WORK TO COMPLETE: Among the lines of the records, please find those that contain the word "usage" and copy them.

DATA SECTION:
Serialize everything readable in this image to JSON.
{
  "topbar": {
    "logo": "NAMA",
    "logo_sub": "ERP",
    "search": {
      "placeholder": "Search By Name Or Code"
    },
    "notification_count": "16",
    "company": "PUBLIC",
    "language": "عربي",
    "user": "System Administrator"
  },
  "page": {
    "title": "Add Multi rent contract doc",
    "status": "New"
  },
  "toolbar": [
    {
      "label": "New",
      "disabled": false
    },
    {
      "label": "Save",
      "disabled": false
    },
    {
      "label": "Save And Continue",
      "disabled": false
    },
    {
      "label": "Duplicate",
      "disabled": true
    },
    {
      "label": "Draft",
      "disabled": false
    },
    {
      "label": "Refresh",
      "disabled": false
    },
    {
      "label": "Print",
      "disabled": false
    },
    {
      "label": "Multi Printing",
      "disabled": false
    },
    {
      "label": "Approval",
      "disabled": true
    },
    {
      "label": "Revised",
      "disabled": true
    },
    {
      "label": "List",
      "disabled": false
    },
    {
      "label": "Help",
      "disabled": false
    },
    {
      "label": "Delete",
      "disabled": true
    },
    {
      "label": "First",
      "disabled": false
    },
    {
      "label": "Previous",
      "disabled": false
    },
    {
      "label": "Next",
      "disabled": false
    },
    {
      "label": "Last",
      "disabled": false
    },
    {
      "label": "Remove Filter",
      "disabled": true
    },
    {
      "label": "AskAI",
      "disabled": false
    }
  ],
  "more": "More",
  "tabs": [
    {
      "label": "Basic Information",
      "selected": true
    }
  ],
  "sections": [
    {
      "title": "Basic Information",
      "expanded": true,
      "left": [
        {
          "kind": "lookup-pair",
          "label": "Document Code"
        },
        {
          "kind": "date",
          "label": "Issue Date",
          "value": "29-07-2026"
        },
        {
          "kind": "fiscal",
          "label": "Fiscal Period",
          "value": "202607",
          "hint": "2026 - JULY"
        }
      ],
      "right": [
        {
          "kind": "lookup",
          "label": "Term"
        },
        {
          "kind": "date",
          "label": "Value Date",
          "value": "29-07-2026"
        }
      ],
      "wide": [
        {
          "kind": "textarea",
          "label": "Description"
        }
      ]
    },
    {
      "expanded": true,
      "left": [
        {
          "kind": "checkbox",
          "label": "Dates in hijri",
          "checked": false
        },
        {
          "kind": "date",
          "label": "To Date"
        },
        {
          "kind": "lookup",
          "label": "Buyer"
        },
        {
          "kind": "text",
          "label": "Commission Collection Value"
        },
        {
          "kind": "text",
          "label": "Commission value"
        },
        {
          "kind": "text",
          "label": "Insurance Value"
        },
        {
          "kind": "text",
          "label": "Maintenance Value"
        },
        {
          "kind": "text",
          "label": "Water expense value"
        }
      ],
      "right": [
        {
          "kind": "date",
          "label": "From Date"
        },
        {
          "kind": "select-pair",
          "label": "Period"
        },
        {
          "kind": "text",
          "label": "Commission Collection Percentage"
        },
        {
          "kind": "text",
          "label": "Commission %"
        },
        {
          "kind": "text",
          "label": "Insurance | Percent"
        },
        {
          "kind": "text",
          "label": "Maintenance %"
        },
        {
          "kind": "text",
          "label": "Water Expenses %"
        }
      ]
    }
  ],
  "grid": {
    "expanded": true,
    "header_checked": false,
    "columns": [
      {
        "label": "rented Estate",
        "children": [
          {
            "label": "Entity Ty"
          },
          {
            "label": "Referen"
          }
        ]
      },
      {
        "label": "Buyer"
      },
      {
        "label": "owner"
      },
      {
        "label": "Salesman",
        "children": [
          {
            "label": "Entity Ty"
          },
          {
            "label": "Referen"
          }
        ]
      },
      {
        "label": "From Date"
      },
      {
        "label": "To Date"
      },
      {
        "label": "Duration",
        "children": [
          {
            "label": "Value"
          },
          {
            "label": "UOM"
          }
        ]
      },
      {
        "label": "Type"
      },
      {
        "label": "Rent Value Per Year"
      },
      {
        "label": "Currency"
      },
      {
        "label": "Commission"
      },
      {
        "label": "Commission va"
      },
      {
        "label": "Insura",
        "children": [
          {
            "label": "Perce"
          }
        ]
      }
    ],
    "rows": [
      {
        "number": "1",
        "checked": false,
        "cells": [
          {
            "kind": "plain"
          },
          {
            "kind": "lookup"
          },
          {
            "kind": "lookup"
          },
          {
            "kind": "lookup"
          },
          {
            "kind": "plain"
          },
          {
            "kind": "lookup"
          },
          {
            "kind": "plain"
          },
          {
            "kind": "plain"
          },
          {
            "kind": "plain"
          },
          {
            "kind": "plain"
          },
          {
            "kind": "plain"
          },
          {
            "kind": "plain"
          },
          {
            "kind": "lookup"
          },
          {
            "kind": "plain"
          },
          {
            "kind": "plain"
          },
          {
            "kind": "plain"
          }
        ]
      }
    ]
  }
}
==
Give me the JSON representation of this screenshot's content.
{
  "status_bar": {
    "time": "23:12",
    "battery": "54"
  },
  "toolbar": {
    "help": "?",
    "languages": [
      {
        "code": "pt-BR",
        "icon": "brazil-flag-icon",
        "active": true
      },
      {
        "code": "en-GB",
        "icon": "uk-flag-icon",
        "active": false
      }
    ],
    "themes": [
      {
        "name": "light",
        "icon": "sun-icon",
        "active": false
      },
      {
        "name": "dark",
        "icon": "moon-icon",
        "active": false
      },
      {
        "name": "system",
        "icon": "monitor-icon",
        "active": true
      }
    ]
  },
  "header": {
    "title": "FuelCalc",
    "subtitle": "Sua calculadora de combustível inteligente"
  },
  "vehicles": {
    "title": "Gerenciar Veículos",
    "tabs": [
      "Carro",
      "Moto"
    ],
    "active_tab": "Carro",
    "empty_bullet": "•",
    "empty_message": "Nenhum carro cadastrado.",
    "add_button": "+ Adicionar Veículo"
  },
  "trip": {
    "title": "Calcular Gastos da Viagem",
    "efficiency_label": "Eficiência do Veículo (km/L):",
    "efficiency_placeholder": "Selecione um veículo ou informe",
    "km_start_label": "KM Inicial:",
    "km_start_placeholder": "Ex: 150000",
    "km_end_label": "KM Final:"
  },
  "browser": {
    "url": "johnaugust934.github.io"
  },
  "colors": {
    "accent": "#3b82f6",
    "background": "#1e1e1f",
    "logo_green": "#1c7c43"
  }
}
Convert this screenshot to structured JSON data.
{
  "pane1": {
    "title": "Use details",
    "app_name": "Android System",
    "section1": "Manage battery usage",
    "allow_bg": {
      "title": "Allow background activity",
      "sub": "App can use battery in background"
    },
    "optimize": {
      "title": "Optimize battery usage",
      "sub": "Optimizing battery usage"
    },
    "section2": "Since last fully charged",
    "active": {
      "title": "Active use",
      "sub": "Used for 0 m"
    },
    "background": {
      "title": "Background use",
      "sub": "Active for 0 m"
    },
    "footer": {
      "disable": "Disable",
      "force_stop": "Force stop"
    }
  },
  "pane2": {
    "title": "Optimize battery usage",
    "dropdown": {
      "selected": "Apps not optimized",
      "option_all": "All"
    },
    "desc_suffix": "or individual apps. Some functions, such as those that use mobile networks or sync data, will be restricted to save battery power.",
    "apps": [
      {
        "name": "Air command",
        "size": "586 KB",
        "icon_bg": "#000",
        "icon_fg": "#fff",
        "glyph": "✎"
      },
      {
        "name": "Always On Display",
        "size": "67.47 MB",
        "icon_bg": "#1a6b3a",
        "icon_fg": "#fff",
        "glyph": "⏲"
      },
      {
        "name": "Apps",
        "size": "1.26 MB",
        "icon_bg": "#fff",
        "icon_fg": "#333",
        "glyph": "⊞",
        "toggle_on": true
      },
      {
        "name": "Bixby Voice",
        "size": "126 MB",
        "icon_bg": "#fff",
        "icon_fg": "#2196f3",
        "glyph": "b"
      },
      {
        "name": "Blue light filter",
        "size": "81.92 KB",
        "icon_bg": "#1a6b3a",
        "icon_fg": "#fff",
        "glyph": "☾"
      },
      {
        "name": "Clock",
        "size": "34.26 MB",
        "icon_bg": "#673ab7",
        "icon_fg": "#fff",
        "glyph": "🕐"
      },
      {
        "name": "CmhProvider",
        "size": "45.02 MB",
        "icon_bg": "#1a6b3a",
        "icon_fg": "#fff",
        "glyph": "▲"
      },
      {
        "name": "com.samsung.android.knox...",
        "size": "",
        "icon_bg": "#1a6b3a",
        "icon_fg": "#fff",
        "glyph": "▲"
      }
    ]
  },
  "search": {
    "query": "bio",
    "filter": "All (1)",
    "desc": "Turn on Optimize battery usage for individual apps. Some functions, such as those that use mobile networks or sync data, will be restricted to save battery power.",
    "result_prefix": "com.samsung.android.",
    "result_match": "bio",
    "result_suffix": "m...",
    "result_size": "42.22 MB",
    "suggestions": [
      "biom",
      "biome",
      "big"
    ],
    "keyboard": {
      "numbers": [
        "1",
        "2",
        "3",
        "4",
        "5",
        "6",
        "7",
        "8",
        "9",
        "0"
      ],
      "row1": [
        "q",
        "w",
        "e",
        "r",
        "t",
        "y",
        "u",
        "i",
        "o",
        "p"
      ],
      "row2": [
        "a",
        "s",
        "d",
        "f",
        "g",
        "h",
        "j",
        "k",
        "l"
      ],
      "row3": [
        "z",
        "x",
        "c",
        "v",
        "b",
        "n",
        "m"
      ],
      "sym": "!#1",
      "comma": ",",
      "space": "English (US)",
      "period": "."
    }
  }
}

OUTPUT:
    "section1": "Manage battery usage",
      "title": "Optimize battery usage",
      "sub": "Optimizing battery usage"
    "title": "Optimize battery usage",
    "desc": "Turn on Optimize battery usage for individual apps. Some functions, such as those that use mobile networks or sync data, will be restricted to save battery power.",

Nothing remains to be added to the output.